Played with great vivacity by the period instruments of L’arte del mondo, sung – and spoken – with commitment and wit by what appears to be a mostly very young cast, and conducted with clear understanding of the stylistic idiom by Werner Ehrhardt, this is delightful way of passing an hour. None of the singers strike one as necessarily destined for major stardom, but all are, at the very least highly competent. As Isabelle, Pauline Courtin sings with a kind of sparky charm that refuses all sentimentality (except when it serves her own interests); Miljenko Turk might perhaps have made his Scapin a tad more rogueish, but he has a pleasant, clear baritone and is very easy on the ear; so too is the light tenor voice of Cyril Auvitry, who invests Lysandre with a slightly naïve heroism entirely appropriate to the role; Alain Buet’s bass is well-used in the characterisation of the obstructive uncle, Pandolphe, whose grumpiness comes close to shading over into madness; as Nerine and Balouard, respectively, Svenja Hempel and Georg Poplutz acquit themselves well, though Poplutz sounds vocally too young for the role.
Marsollier’s libretto is full of witty self-awareness; he – and his younger characters at any rate – know that they are acting out a familiar plot. When Marsollier’s Scapin invokes the aid of “the spirit of my predecessors” he is thinking of a whole tradition of witty stage-servants and, above all, of his namesake (not accidentally), the Scapin of Molière’s marvellous play Les Fourberies de Scapin (1671); Isabelle declares: “Je chéris la scène lyrique, / je chante la nuit et le jour” and certainly is happy to find herself part of a plot which imitates “la scène lyrique”. When the young lovers approach Pandolphe, at the work’s conclusion, for his permission to marry, Lysandre councils “my companions in misfortune, let us all throw ourselves at his feet … this never fails to work at the end of comic plays”. In much the same way that Marsollier’s libretto repeatedly acknowledges the tradition to which it belongs, so Méhul’s music is full of echoes of, allusions to, that of his operatic predecessors. The result – words and music taken together – is a work which contrives to be simultaneously innocent and thoroughly knowing.
L’Irato ou l’Emporté would, I suspect, still work well on stage, in a sympathetic production, if sung and played as well as it is here. Its charming duets and quartets, its drunken trio, its witty arias all offer plenty of scope for the right singers, its narrative plenty of suggestive possibilities for the right director.

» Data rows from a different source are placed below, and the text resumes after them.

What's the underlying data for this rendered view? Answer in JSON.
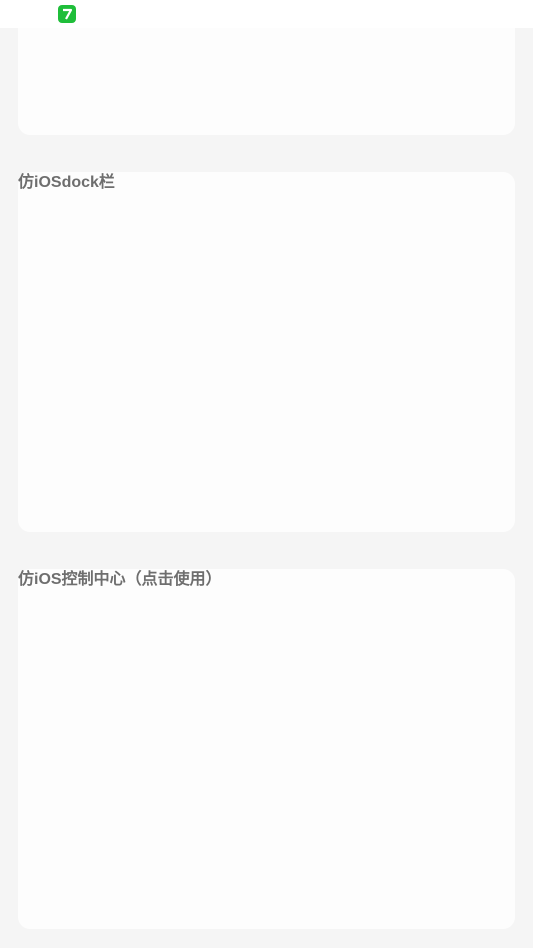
{
  "status_bar": {
    "app_icon": "app-notification-icon",
    "app_icon_color": "#1fbe3a"
  },
  "sections": {
    "dock": {
      "title": "仿iOSdock栏"
    },
    "control_center": {
      "title": "仿iOS控制中心（点击使用）"
    }
  },
  "colors": {
    "background": "#f5f5f5",
    "card": "#fdfdfd",
    "title_text": "#6e6e6e"
  }
}
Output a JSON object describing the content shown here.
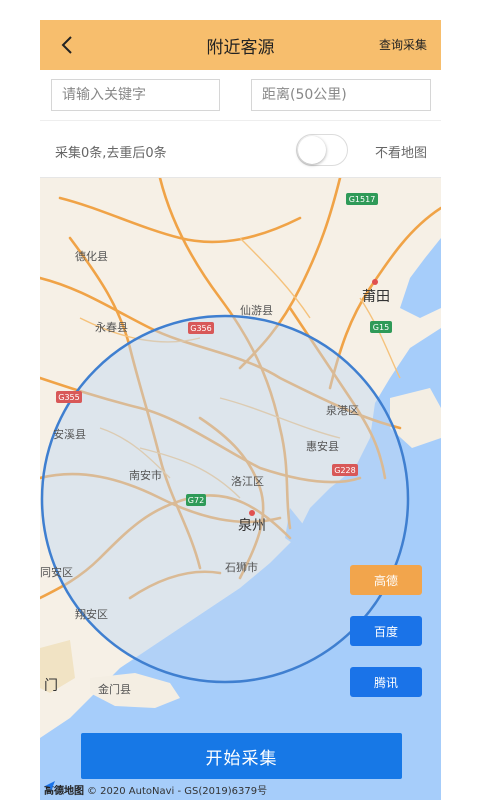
{
  "header": {
    "title": "附近客源",
    "action_label": "查询采集"
  },
  "search": {
    "keyword_placeholder": "请输入关键字",
    "distance_placeholder": "距离(50公里)"
  },
  "stats": {
    "summary": "采集0条,去重后0条",
    "toggle_label": "不看地图",
    "toggle_on": false
  },
  "map": {
    "places": {
      "dehua": "德化县",
      "yongchun": "永春县",
      "xianyou": "仙游县",
      "putian": "莆田",
      "anxi": "安溪县",
      "quangang": "泉港区",
      "huian": "惠安县",
      "nanan": "南安市",
      "luojiang": "洛江区",
      "quanzhou": "泉州",
      "shishi": "石狮市",
      "tongan": "同安区",
      "xiangan": "翔安区",
      "jinmen": "金门县",
      "xiamen": "门"
    },
    "roads": [
      "G1517",
      "G356",
      "G15",
      "G355",
      "G228",
      "G72"
    ],
    "radius_km": 50,
    "colors": {
      "circle_stroke": "#3f7fd0",
      "road": "#f0a347",
      "sea": "#a6cdfa"
    },
    "attribution": {
      "logo": "高德地图",
      "copyright": "© 2020 AutoNavi - GS(2019)6379号"
    }
  },
  "providers": {
    "gaode": "高德",
    "baidu": "百度",
    "tencent": "腾讯",
    "active": "gaode"
  },
  "actions": {
    "start_label": "开始采集"
  }
}
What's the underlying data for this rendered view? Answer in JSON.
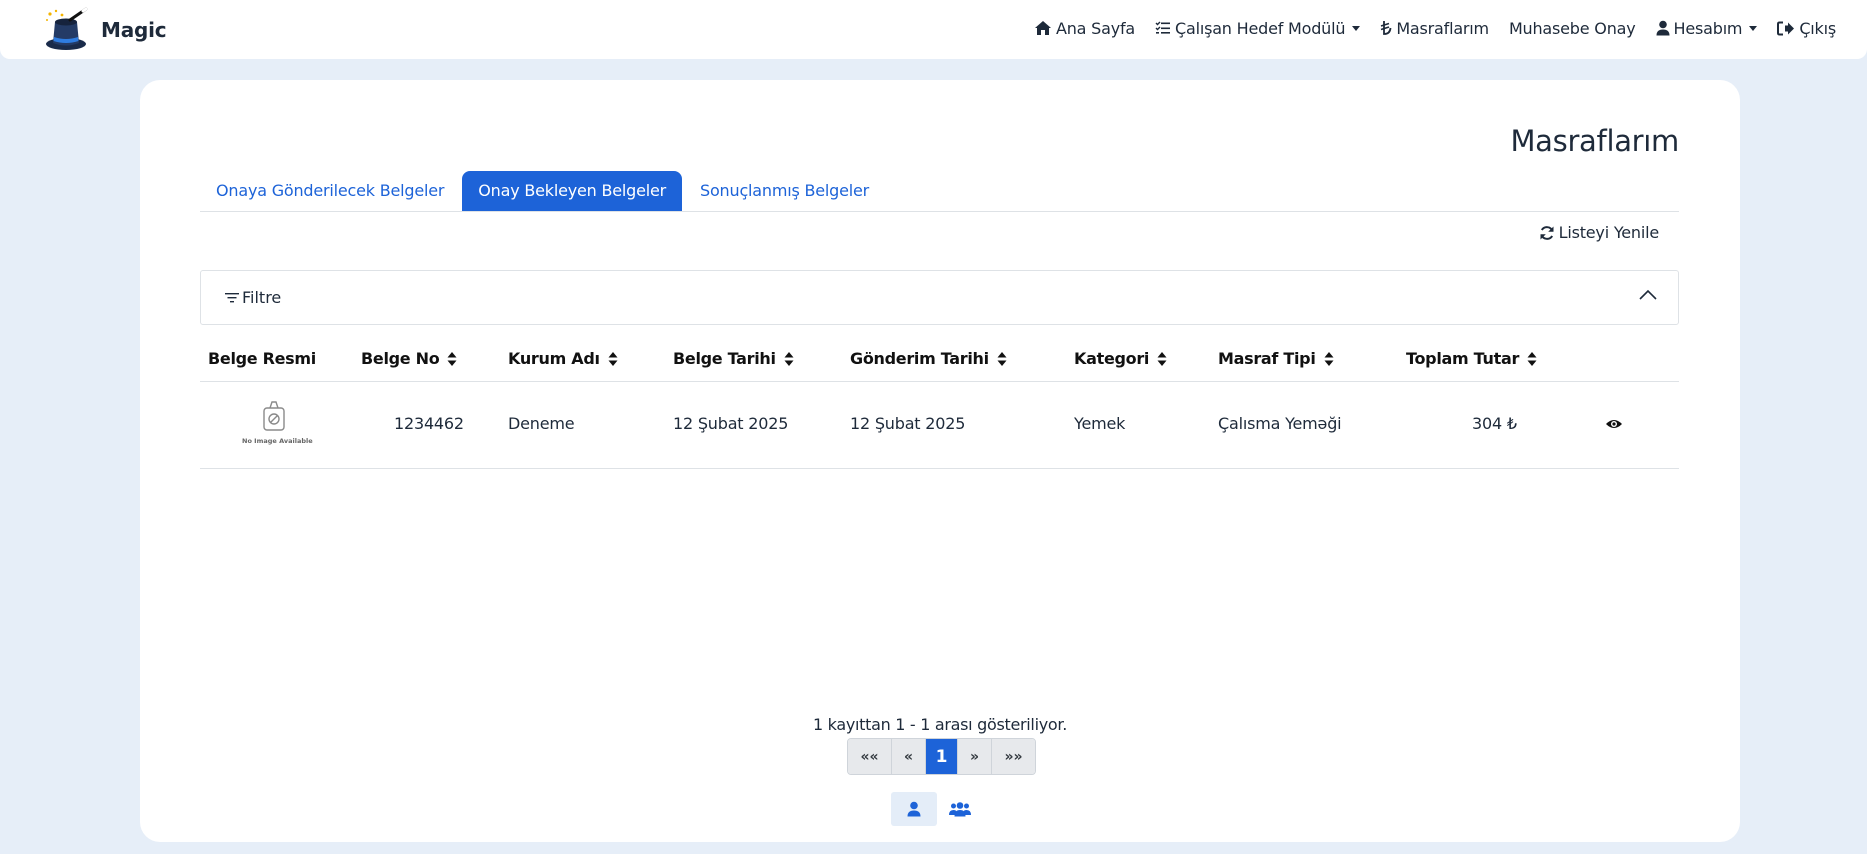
{
  "navbar": {
    "brand": "Magic",
    "items": [
      {
        "label": "Ana Sayfa",
        "icon": "home-icon"
      },
      {
        "label": "Çalışan Hedef Modülü",
        "icon": "list-check-icon",
        "dropdown": true
      },
      {
        "label": "Masraflarım",
        "icon": "lira-icon"
      },
      {
        "label": "Muhasebe Onay"
      },
      {
        "label": "Hesabım",
        "icon": "user-icon",
        "dropdown": true
      },
      {
        "label": "Çıkış",
        "icon": "logout-icon"
      }
    ]
  },
  "page": {
    "title": "Masraflarım",
    "tabs": [
      {
        "label": "Onaya Gönderilecek Belgeler",
        "active": false
      },
      {
        "label": "Onay Bekleyen Belgeler",
        "active": true
      },
      {
        "label": "Sonuçlanmış Belgeler",
        "active": false
      }
    ],
    "refresh_label": "Listeyi Yenile",
    "filter_label": "Filtre"
  },
  "table": {
    "columns": [
      "Belge Resmi",
      "Belge No",
      "Kurum Adı",
      "Belge Tarihi",
      "Gönderim Tarihi",
      "Kategori",
      "Masraf Tipi",
      "Toplam Tutar"
    ],
    "rows": [
      {
        "image_text": "No Image Available",
        "belge_no": "1234462",
        "kurum_adi": "Deneme",
        "belge_tarihi": "12 Şubat 2025",
        "gonderim_tarihi": "12 Şubat 2025",
        "kategori": "Yemek",
        "masraf_tipi": "Çalısma Yeməği",
        "toplam_tutar": "304 ₺"
      }
    ]
  },
  "pagination": {
    "info": "1 kayıttan 1 - 1 arası gösteriliyor.",
    "first": "««",
    "prev": "«",
    "current": "1",
    "next": "»",
    "last": "»»"
  },
  "colors": {
    "primary": "#1d63d8",
    "background": "#e6eef8",
    "text": "#1e2a3a"
  }
}
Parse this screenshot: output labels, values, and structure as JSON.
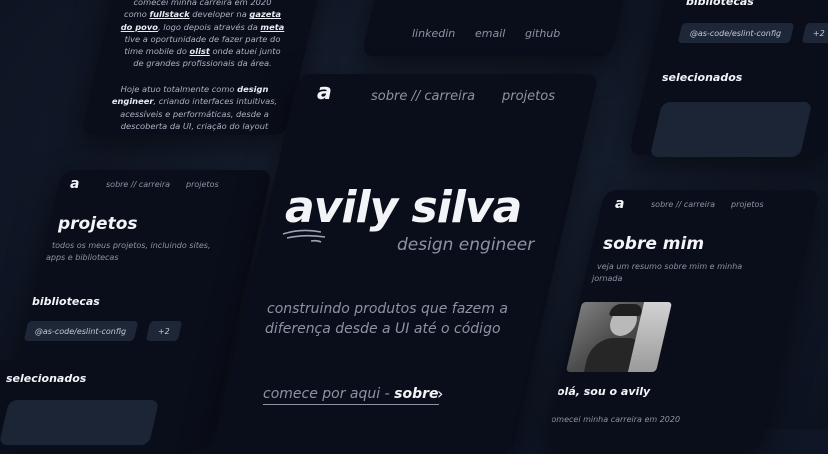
{
  "brand": {
    "logo": "a"
  },
  "nav": {
    "about": "sobre // carreira",
    "projects": "projetos"
  },
  "hero": {
    "name": "avily silva",
    "role": "design engineer",
    "tagline_1": "construindo produtos que fazem  a",
    "tagline_2": "diferença desde a UI até o código",
    "cta_prefix": "comece por aqui - ",
    "cta_link": "sobre",
    "cta_arrow": "›"
  },
  "about_text": {
    "l1": "comecei minha carreira em 2020",
    "l2a": "como ",
    "l2b": "fullstack",
    "l2c": " developer na ",
    "l2d": "gazeta",
    "l3a": "do povo",
    "l3b": ", logo depois através da ",
    "l3c": "meta",
    "l4": "tive a oportunidade de fazer parte do",
    "l5a": "time mobile do ",
    "l5b": "olist",
    "l5c": " onde atuei junto",
    "l6": "de grandes profissionais da área.",
    "l7a": "Hoje atuo totalmente como ",
    "l7b": "design",
    "l8a": "engineer",
    "l8b": ", criando interfaces intuitivas,",
    "l9": "acessíveis e performáticas, desde a",
    "l10": "descoberta da UI, criação do layout"
  },
  "contact": {
    "linkedin": "linkedin",
    "email": "email",
    "github": "github"
  },
  "libraries": {
    "title": "bibliotecas",
    "chip": "@as-code/eslint-config",
    "more": "+2"
  },
  "selected": {
    "title": "selecionados"
  },
  "projects_page": {
    "title": "projetos",
    "desc_1": "todos os meus projetos, incluindo sites,",
    "desc_2": "apps e bibliotecas"
  },
  "about_page": {
    "title": "sobre mim",
    "desc_1": "veja um resumo sobre mim e minha",
    "desc_2": "jornada",
    "greeting": "olá, sou o avily",
    "career": "comecei minha carreira em 2020"
  },
  "colors": {
    "background": "#0f1626",
    "card": "#0a0e1a",
    "chip": "#1e2737",
    "text": "#c9cfdb"
  }
}
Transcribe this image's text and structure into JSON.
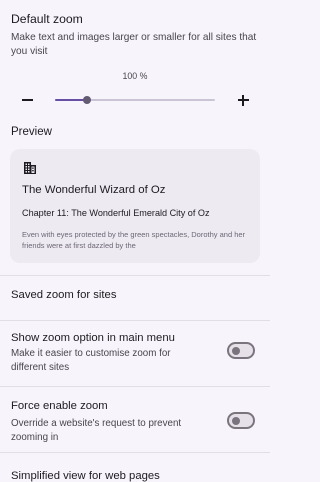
{
  "default_zoom": {
    "title": "Default zoom",
    "description": "Make text and images larger or smaller for all sites that you visit",
    "value_label": "100 %",
    "slider_fraction": 0.2,
    "decrease_icon": "minus-icon",
    "increase_icon": "plus-icon"
  },
  "preview": {
    "label": "Preview",
    "icon": "building-icon",
    "title": "The Wonderful Wizard of Oz",
    "chapter": "Chapter 11: The Wonderful Emerald City of Oz",
    "body": "Even with eyes protected by the green spectacles, Dorothy and her friends were at first dazzled by the"
  },
  "settings": {
    "saved_zoom": {
      "title": "Saved zoom for sites"
    },
    "show_zoom_option": {
      "title": "Show zoom option in main menu",
      "description": "Make it easier to customise zoom for different sites",
      "enabled": false
    },
    "force_enable_zoom": {
      "title": "Force enable zoom",
      "description": "Override a website's request to prevent zooming in",
      "enabled": false
    },
    "simplified_view": {
      "title": "Simplified view for web pages"
    }
  },
  "colors": {
    "background": "#f8f4fb",
    "accent": "#6750a4",
    "card": "#eeeaf2"
  }
}
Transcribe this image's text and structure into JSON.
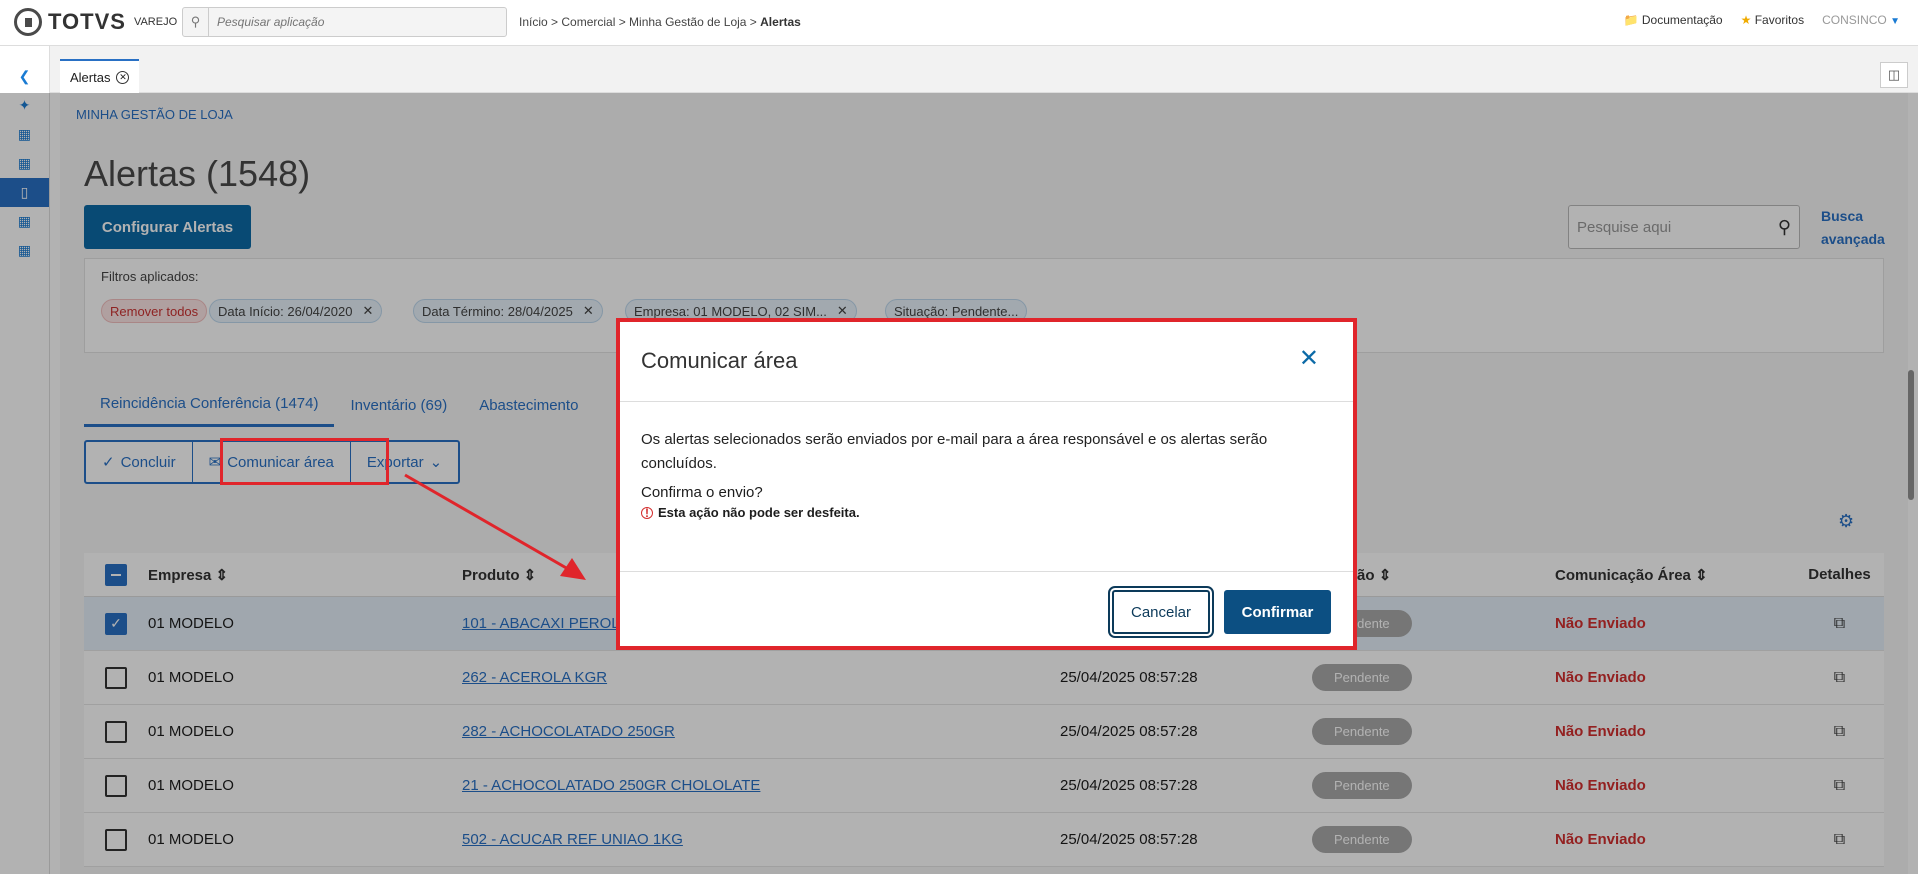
{
  "brand": {
    "name": "TOTVS",
    "sub": "VAREJO"
  },
  "search": {
    "placeholder": "Pesquisar aplicação"
  },
  "breadcrumb": {
    "path": "Início > Comercial > Minha Gestão de Loja > ",
    "current": "Alertas"
  },
  "topnav": {
    "docs": "Documentação",
    "favorites": "Favoritos",
    "user": "CONSINCO"
  },
  "tab": {
    "label": "Alertas"
  },
  "page": {
    "section": "MINHA GESTÃO DE LOJA",
    "title": "Alertas (1548)",
    "configure_label": "Configurar Alertas",
    "search_placeholder": "Pesquise aqui",
    "advanced_1": "Busca",
    "advanced_2": "avançada"
  },
  "filters": {
    "label": "Filtros aplicados:",
    "remove_all": "Remover todos",
    "chips": [
      "Data Início: 26/04/2020",
      "Data Término: 28/04/2025",
      "Empresa: 01 MODELO, 02 SIM...",
      "Situação: Pendente..."
    ]
  },
  "subtabs": [
    "Reincidência Conferência (1474)",
    "Inventário (69)",
    "Abastecimento"
  ],
  "actions": {
    "conclude": "Concluir",
    "communicate": "Comunicar área",
    "export": "Exportar"
  },
  "table": {
    "headers": [
      "Empresa",
      "Produto",
      "",
      "Situação",
      "Comunicação Área",
      "Detalhes"
    ],
    "rows": [
      {
        "empresa": "01 MODELO",
        "produto": "101 - ABACAXI PEROLA",
        "data": "",
        "status": "Pendente",
        "com": "Não Enviado",
        "checked": true
      },
      {
        "empresa": "01 MODELO",
        "produto": "262 - ACEROLA KGR",
        "data": "25/04/2025 08:57:28",
        "status": "Pendente",
        "com": "Não Enviado",
        "checked": false
      },
      {
        "empresa": "01 MODELO",
        "produto": "282 - ACHOCOLATADO 250GR",
        "data": "25/04/2025 08:57:28",
        "status": "Pendente",
        "com": "Não Enviado",
        "checked": false
      },
      {
        "empresa": "01 MODELO",
        "produto": "21 - ACHOCOLATADO 250GR CHOLOLATE",
        "data": "25/04/2025 08:57:28",
        "status": "Pendente",
        "com": "Não Enviado",
        "checked": false
      },
      {
        "empresa": "01 MODELO",
        "produto": "502 - ACUCAR REF UNIAO 1KG",
        "data": "25/04/2025 08:57:28",
        "status": "Pendente",
        "com": "Não Enviado",
        "checked": false
      }
    ]
  },
  "modal": {
    "title": "Comunicar área",
    "body": "Os alertas selecionados serão enviados por e-mail para a área responsável e os alertas serão concluídos.",
    "question": "Confirma o envio?",
    "warning": "Esta ação não pode ser desfeita.",
    "cancel": "Cancelar",
    "confirm": "Confirmar"
  },
  "colors": {
    "accent": "#2970c4",
    "primary": "#0c6aa7",
    "highlight": "#e0252b",
    "danger": "#d32f2f"
  }
}
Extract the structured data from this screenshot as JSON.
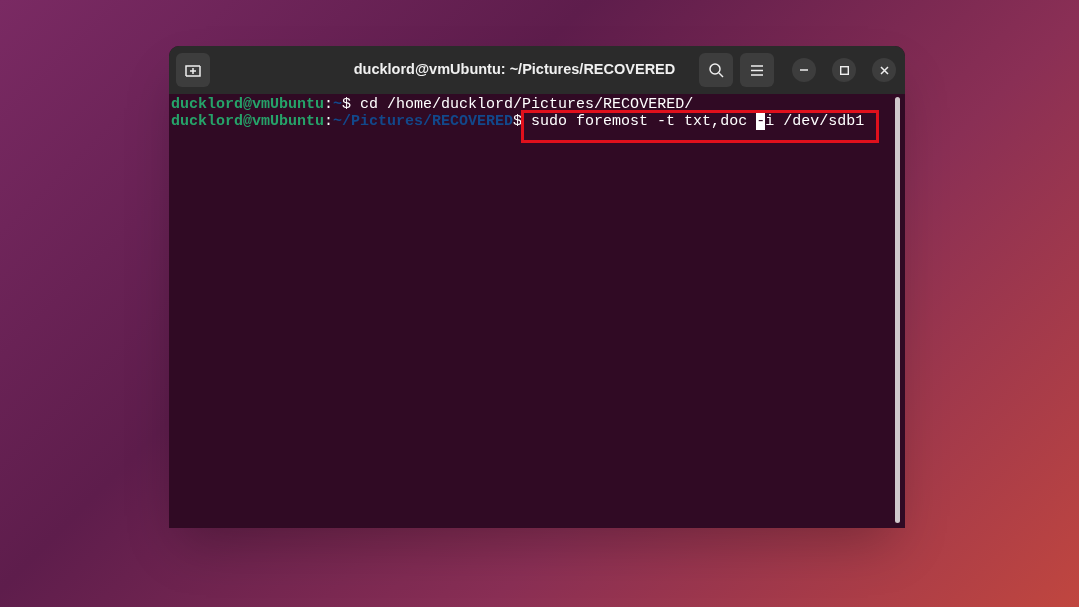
{
  "window": {
    "title": "ducklord@vmUbuntu: ~/Pictures/RECOVERED"
  },
  "terminal": {
    "lines": [
      {
        "user_host": "ducklord@vmUbuntu",
        "separator": ":",
        "path": "~",
        "prompt": "$",
        "command_before": " cd /home/ducklord/Pictures/RECOVERED/",
        "highlighted": false
      },
      {
        "user_host": "ducklord@vmUbuntu",
        "separator": ":",
        "path": "~/Pictures/RECOVERED",
        "prompt": "$",
        "command_before": " sudo foremost -t txt,doc ",
        "cursor_char": "-",
        "command_after": "i /dev/sdb1",
        "highlighted": true
      }
    ]
  }
}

This is not profound music and L’Irato is not a neglected masterpiece; but it is a representative example of one aspect of an interesting (and historically significant) composer’s work, a very sympathetic recording of a fine example of a largely neglected genre – and it is great fun!
The CD is rounded off by one of Méhul’s overtures, originally performed in March 1793, for a work devised by the choreographer and dancer Pierre Gardel. After initial popularity the Ouverture was forgotten, until revived by Michael Stegemann and Werner Ehrhardt for a seminar in Dortmund in 2004. It is not, perhaps, a piece of especial distinction, but it is characterised by some intriguing orchestral colours and it makes a pleasant bonus to an attractive CD.
-- Glyn Pursglove, MusicWeb International